Rate this article: (1 votes, average: 5.00)
Showcase Identity with Premium Security
Activate the Green Address Bar with EV SSL to boost trust & sales!
Higher Trust = More Sales
High Assurance OV SSL Certificates
Provide more visibility by showing there's
a legitimate organization behind your website.
Standard DV SSL Certificates
Get basic encryption fast.
Stop browser security warnings right now!
Code Signing Certificates
Tamper-proof your code. Protect integrity,
verify publisher and ensure authenticity.
Wildcard SSL Certificates
Easily secure all sub-domains for a
completely secure website experience.
Protect many websites with a single solution.
Reduce headaches and save time!
CodeGuard Website Backup
Protect your website against errors, mistakes, & crashes.
Automatic backups + malware scanning + one-click restore.
Let’s talk about a code signing timestamp. Code signing is a requirement on most platforms nowadays. Whether you’re creating apps for Android and iOS or traditional software on a platform like Microsoft Windows — it needs to be signed by a certificate authority (CA) in order to be trusted. But code signing certificates expire in a set amount of time. Normally, that would render any signature that’s made by that certificate expired along with the certificate itself.
If you’re not sure “what does timestamp mean,” we’ll break it down. A timestamp is a small data strand that gets included along with the signature when a script or executable is signed. When a client sees the signature along with the timestamp, it simply checks to ensure the signature was made at a time when the certificate was still valid. As long as a timestamp is valid, the signature will be good in perpetuity.
When a piece of software is signed, the process works like this:
When the client receives the software, the code signing certificate is presented along with it. The client uses the public key to decrypt the signature, then it performs the same hash function on the software to make sure the digest it produces matches the value that was signed. If both of these things check out, the client trusts the software. If not, an error message is issued.

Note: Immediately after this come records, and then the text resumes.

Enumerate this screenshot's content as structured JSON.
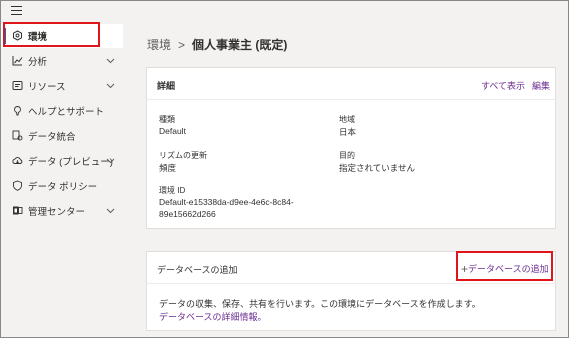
{
  "topbar": {
    "menu_icon": "hamburger-icon"
  },
  "sidebar": {
    "items": [
      {
        "label": "環境",
        "icon": "environment-icon",
        "selected": true
      },
      {
        "label": "分析",
        "icon": "analytics-icon",
        "chevron": true
      },
      {
        "label": "リソース",
        "icon": "resources-icon",
        "chevron": true
      },
      {
        "label": "ヘルプとサポート",
        "icon": "help-icon"
      },
      {
        "label": "データ統合",
        "icon": "data-integration-icon"
      },
      {
        "label": "データ (プレビュー)",
        "icon": "data-preview-icon",
        "chevron": true
      },
      {
        "label": "データ ポリシー",
        "icon": "shield-icon"
      },
      {
        "label": "管理センター",
        "icon": "admin-center-icon",
        "chevron": true
      }
    ]
  },
  "breadcrumb": {
    "parent": "環境",
    "separator": ">",
    "current": "個人事業主 (既定)"
  },
  "details_card": {
    "title": "詳細",
    "see_all": "すべて表示",
    "edit": "編集",
    "fields": {
      "type_label": "種類",
      "type_value": "Default",
      "region_label": "地域",
      "region_value": "日本",
      "refresh_label": "リズムの更新",
      "refresh_value": "頻度",
      "purpose_label": "目的",
      "purpose_value": "指定されていません",
      "env_id_label": "環境 ID",
      "env_id_line1": "Default-e15338da-d9ee-4e6c-8c84-",
      "env_id_line2": "89e15662d266"
    }
  },
  "database_card": {
    "title": "データベースの追加",
    "add_button": "データベースの追加",
    "description": "データの収集、保存、共有を行います。この環境にデータベースを作成します。",
    "details_link": "データベースの詳細情報。"
  },
  "colors": {
    "accent": "#0f6cbd",
    "link": "#6b2c91",
    "highlight": "#e0151a",
    "panel_bg": "#f3f2f1"
  }
}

Right between steps one and two. Once the software is hashed, and before the signature is added, the server making the signature performs a call to a designated timestamping server. Most certificate authorities run their own, but there are also public timestamping servers, too. Whichever server you’ve configured will respond with a timestamp that’s included along with the hash value and the signature.
When the client receives the certificate, it checks the verified timestamp and then compares it to the validity dates on the certificate. So long as the signature was made while the code signing certificate was valid then the software will remain trusted — even once the certificate expires.
We entrust that we’ve answered your question about “what is a timestamp” concerning code signing certificates.
Have you already purchased your code signing certificate? If not, check out our selection of Comodo CA Code signing certificates to get the best prices.
Get Comodo Code Signing Certificates for up to 58% off and increase user and browser trust!
Shop Comodo Code Signing Certificates